(Data about app and page elements)
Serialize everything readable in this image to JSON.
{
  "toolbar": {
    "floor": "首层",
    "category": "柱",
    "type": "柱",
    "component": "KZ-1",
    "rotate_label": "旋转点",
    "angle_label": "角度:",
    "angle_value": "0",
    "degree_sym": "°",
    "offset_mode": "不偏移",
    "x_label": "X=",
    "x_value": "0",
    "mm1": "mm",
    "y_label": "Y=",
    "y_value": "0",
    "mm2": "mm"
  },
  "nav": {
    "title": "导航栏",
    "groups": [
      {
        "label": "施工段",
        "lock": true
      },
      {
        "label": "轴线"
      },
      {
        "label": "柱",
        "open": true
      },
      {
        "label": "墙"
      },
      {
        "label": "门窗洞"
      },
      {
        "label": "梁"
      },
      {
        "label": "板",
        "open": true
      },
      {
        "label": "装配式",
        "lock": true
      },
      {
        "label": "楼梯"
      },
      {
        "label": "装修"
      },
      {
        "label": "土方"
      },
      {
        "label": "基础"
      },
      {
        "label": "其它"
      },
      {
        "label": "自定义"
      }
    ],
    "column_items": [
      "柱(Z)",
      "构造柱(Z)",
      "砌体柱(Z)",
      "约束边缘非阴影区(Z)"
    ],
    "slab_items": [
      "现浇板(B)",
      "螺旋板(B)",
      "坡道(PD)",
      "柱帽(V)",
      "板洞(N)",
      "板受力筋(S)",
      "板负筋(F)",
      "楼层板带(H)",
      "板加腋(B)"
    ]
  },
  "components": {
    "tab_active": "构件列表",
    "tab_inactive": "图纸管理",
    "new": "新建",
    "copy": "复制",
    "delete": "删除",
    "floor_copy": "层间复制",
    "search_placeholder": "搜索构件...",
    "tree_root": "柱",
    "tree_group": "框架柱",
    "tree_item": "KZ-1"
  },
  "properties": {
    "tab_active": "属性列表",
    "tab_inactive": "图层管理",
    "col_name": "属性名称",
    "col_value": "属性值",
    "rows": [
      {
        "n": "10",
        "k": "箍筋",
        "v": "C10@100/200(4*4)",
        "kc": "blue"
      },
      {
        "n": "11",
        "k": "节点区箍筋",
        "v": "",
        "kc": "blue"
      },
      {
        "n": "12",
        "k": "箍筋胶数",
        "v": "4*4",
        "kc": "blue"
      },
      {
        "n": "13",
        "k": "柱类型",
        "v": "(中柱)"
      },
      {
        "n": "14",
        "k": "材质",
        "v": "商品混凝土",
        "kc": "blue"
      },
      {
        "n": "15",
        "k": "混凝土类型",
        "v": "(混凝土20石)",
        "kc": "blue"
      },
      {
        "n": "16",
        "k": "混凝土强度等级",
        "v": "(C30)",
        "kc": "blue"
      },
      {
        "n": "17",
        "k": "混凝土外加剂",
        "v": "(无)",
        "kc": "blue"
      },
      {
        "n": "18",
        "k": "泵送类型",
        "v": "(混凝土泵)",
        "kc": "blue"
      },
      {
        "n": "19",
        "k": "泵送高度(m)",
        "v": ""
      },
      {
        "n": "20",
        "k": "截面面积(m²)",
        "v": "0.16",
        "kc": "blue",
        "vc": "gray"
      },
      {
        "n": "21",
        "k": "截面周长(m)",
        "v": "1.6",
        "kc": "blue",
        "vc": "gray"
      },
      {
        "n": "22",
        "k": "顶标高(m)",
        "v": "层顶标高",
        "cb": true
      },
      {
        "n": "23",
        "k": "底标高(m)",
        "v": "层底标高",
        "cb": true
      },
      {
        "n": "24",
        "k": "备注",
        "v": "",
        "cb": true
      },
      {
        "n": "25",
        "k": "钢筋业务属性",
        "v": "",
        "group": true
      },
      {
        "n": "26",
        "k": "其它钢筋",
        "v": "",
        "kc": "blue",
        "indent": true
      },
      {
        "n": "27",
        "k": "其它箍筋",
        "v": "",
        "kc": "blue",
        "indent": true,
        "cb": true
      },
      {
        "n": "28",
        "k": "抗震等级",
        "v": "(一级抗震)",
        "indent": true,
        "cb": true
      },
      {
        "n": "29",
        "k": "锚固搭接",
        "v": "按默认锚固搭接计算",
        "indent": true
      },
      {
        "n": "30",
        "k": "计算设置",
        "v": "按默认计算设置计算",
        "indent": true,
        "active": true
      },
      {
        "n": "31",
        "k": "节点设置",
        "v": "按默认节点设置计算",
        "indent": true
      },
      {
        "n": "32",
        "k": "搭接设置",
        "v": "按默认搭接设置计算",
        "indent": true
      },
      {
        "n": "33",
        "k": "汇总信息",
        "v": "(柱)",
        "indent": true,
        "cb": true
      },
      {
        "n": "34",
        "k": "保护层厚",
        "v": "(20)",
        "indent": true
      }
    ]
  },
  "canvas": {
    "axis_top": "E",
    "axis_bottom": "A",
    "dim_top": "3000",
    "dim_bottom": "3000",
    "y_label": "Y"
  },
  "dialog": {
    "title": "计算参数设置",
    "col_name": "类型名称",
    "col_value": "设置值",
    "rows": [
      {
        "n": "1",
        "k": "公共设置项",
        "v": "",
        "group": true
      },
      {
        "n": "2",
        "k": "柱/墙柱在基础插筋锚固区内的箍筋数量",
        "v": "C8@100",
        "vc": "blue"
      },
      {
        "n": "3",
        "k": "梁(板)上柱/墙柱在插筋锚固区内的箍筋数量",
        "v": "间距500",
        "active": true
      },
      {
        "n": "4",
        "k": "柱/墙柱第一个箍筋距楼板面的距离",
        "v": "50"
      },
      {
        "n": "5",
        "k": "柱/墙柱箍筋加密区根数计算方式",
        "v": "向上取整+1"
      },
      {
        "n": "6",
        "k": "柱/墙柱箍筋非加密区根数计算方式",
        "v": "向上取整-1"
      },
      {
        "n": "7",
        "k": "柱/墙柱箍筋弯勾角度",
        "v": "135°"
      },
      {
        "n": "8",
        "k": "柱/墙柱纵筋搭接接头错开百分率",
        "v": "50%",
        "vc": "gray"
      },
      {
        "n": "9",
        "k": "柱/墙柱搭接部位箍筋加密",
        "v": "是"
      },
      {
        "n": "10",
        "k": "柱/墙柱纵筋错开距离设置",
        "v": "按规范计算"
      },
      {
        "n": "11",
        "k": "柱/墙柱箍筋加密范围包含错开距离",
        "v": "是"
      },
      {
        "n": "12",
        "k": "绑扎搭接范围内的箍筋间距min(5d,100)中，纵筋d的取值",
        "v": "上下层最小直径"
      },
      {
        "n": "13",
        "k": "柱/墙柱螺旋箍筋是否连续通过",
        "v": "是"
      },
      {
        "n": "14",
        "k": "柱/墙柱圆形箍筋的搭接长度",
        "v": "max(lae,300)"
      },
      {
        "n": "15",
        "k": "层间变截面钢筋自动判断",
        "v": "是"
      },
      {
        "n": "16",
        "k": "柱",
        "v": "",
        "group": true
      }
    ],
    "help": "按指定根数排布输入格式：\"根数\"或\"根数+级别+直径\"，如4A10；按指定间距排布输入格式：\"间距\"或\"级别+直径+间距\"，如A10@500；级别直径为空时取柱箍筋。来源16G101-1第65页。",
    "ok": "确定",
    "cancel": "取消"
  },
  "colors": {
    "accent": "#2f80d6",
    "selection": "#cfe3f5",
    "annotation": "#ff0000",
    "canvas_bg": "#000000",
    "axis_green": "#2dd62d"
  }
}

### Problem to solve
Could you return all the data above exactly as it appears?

### Solution for this problem
Serialize everything readable in this image to JSON.
{
  "toolbar": {
    "floor": "首层",
    "category": "柱",
    "type": "柱",
    "component": "KZ-1",
    "rotate_label": "旋转点",
    "angle_label": "角度:",
    "angle_value": "0",
    "degree_sym": "°",
    "offset_mode": "不偏移",
    "x_label": "X=",
    "x_value": "0",
    "mm1": "mm",
    "y_label": "Y=",
    "y_value": "0",
    "mm2": "mm"
  },
  "nav": {
    "title": "导航栏",
    "groups": [
      {
        "label": "施工段",
        "lock": true
      },
      {
        "label": "轴线"
      },
      {
        "label": "柱",
        "open": true
      },
      {
        "label": "墙"
      },
      {
        "label": "门窗洞"
      },
      {
        "label": "梁"
      },
      {
        "label": "板",
        "open": true
      },
      {
        "label": "装配式",
        "lock": true
      },
      {
        "label": "楼梯"
      },
      {
        "label": "装修"
      },
      {
        "label": "土方"
      },
      {
        "label": "基础"
      },
      {
        "label": "其它"
      },
      {
        "label": "自定义"
      }
    ],
    "column_items": [
      "柱(Z)",
      "构造柱(Z)",
      "砌体柱(Z)",
      "约束边缘非阴影区(Z)"
    ],
    "slab_items": [
      "现浇板(B)",
      "螺旋板(B)",
      "坡道(PD)",
      "柱帽(V)",
      "板洞(N)",
      "板受力筋(S)",
      "板负筋(F)",
      "楼层板带(H)",
      "板加腋(B)"
    ]
  },
  "components": {
    "tab_active": "构件列表",
    "tab_inactive": "图纸管理",
    "new": "新建",
    "copy": "复制",
    "delete": "删除",
    "floor_copy": "层间复制",
    "search_placeholder": "搜索构件...",
    "tree_root": "柱",
    "tree_group": "框架柱",
    "tree_item": "KZ-1"
  },
  "properties": {
    "tab_active": "属性列表",
    "tab_inactive": "图层管理",
    "col_name": "属性名称",
    "col_value": "属性值",
    "rows": [
      {
        "n": "10",
        "k": "箍筋",
        "v": "C10@100/200(4*4)",
        "kc": "blue"
      },
      {
        "n": "11",
        "k": "节点区箍筋",
        "v": "",
        "kc": "blue"
      },
      {
        "n": "12",
        "k": "箍筋胶数",
        "v": "4*4",
        "kc": "blue"
      },
      {
        "n": "13",
        "k": "柱类型",
        "v": "(中柱)"
      },
      {
        "n": "14",
        "k": "材质",
        "v": "商品混凝土",
        "kc": "blue"
      },
      {
        "n": "15",
        "k": "混凝土类型",
        "v": "(混凝土20石)",
        "kc": "blue"
      },
      {
        "n": "16",
        "k": "混凝土强度等级",
        "v": "(C30)",
        "kc": "blue"
      },
      {
        "n": "17",
        "k": "混凝土外加剂",
        "v": "(无)",
        "kc": "blue"
      },
      {
        "n": "18",
        "k": "泵送类型",
        "v": "(混凝土泵)",
        "kc": "blue"
      },
      {
        "n": "19",
        "k": "泵送高度(m)",
        "v": ""
      },
      {
        "n": "20",
        "k": "截面面积(m²)",
        "v": "0.16",
        "kc": "blue",
        "vc": "gray"
      },
      {
        "n": "21",
        "k": "截面周长(m)",
        "v": "1.6",
        "kc": "blue",
        "vc": "gray"
      },
      {
        "n": "22",
        "k": "顶标高(m)",
        "v": "层顶标高",
        "cb": true
      },
      {
        "n": "23",
        "k": "底标高(m)",
        "v": "层底标高",
        "cb": true
      },
      {
        "n": "24",
        "k": "备注",
        "v": "",
        "cb": true
      },
      {
        "n": "25",
        "k": "钢筋业务属性",
        "v": "",
        "group": true
      },
      {
        "n": "26",
        "k": "其它钢筋",
        "v": "",
        "kc": "blue",
        "indent": true
      },
      {
        "n": "27",
        "k": "其它箍筋",
        "v": "",
        "kc": "blue",
        "indent": true,
        "cb": true
      },
      {
        "n": "28",
        "k": "抗震等级",
        "v": "(一级抗震)",
        "indent": true,
        "cb": true
      },
      {
        "n": "29",
        "k": "锚固搭接",
        "v": "按默认锚固搭接计算",
        "indent": true
      },
      {
        "n": "30",
        "k": "计算设置",
        "v": "按默认计算设置计算",
        "indent": true,
        "active": true
      },
      {
        "n": "31",
        "k": "节点设置",
        "v": "按默认节点设置计算",
        "indent": true
      },
      {
        "n": "32",
        "k": "搭接设置",
        "v": "按默认搭接设置计算",
        "indent": true
      },
      {
        "n": "33",
        "k": "汇总信息",
        "v": "(柱)",
        "indent": true,
        "cb": true
      },
      {
        "n": "34",
        "k": "保护层厚",
        "v": "(20)",
        "indent": true
      }
    ]
  },
  "canvas": {
    "axis_top": "E",
    "axis_bottom": "A",
    "dim_top": "3000",
    "dim_bottom": "3000",
    "y_label": "Y"
  },
  "dialog": {
    "title": "计算参数设置",
    "col_name": "类型名称",
    "col_value": "设置值",
    "rows": [
      {
        "n": "1",
        "k": "公共设置项",
        "v": "",
        "group": true
      },
      {
        "n": "2",
        "k": "柱/墙柱在基础插筋锚固区内的箍筋数量",
        "v": "C8@100",
        "vc": "blue"
      },
      {
        "n": "3",
        "k": "梁(板)上柱/墙柱在插筋锚固区内的箍筋数量",
        "v": "间距500",
        "active": true
      },
      {
        "n": "4",
        "k": "柱/墙柱第一个箍筋距楼板面的距离",
        "v": "50"
      },
      {
        "n": "5",
        "k": "柱/墙柱箍筋加密区根数计算方式",
        "v": "向上取整+1"
      },
      {
        "n": "6",
        "k": "柱/墙柱箍筋非加密区根数计算方式",
        "v": "向上取整-1"
      },
      {
        "n": "7",
        "k": "柱/墙柱箍筋弯勾角度",
        "v": "135°"
      },
      {
        "n": "8",
        "k": "柱/墙柱纵筋搭接接头错开百分率",
        "v": "50%",
        "vc": "gray"
      },
      {
        "n": "9",
        "k": "柱/墙柱搭接部位箍筋加密",
        "v": "是"
      },
      {
        "n": "10",
        "k": "柱/墙柱纵筋错开距离设置",
        "v": "按规范计算"
      },
      {
        "n": "11",
        "k": "柱/墙柱箍筋加密范围包含错开距离",
        "v": "是"
      },
      {
        "n": "12",
        "k": "绑扎搭接范围内的箍筋间距min(5d,100)中，纵筋d的取值",
        "v": "上下层最小直径"
      },
      {
        "n": "13",
        "k": "柱/墙柱螺旋箍筋是否连续通过",
        "v": "是"
      },
      {
        "n": "14",
        "k": "柱/墙柱圆形箍筋的搭接长度",
        "v": "max(lae,300)"
      },
      {
        "n": "15",
        "k": "层间变截面钢筋自动判断",
        "v": "是"
      },
      {
        "n": "16",
        "k": "柱",
        "v": "",
        "group": true
      }
    ],
    "help": "按指定根数排布输入格式：\"根数\"或\"根数+级别+直径\"，如4A10；按指定间距排布输入格式：\"间距\"或\"级别+直径+间距\"，如A10@500；级别直径为空时取柱箍筋。来源16G101-1第65页。",
    "ok": "确定",
    "cancel": "取消"
  },
  "colors": {
    "accent": "#2f80d6",
    "selection": "#cfe3f5",
    "annotation": "#ff0000",
    "canvas_bg": "#000000",
    "axis_green": "#2dd62d"
  }
}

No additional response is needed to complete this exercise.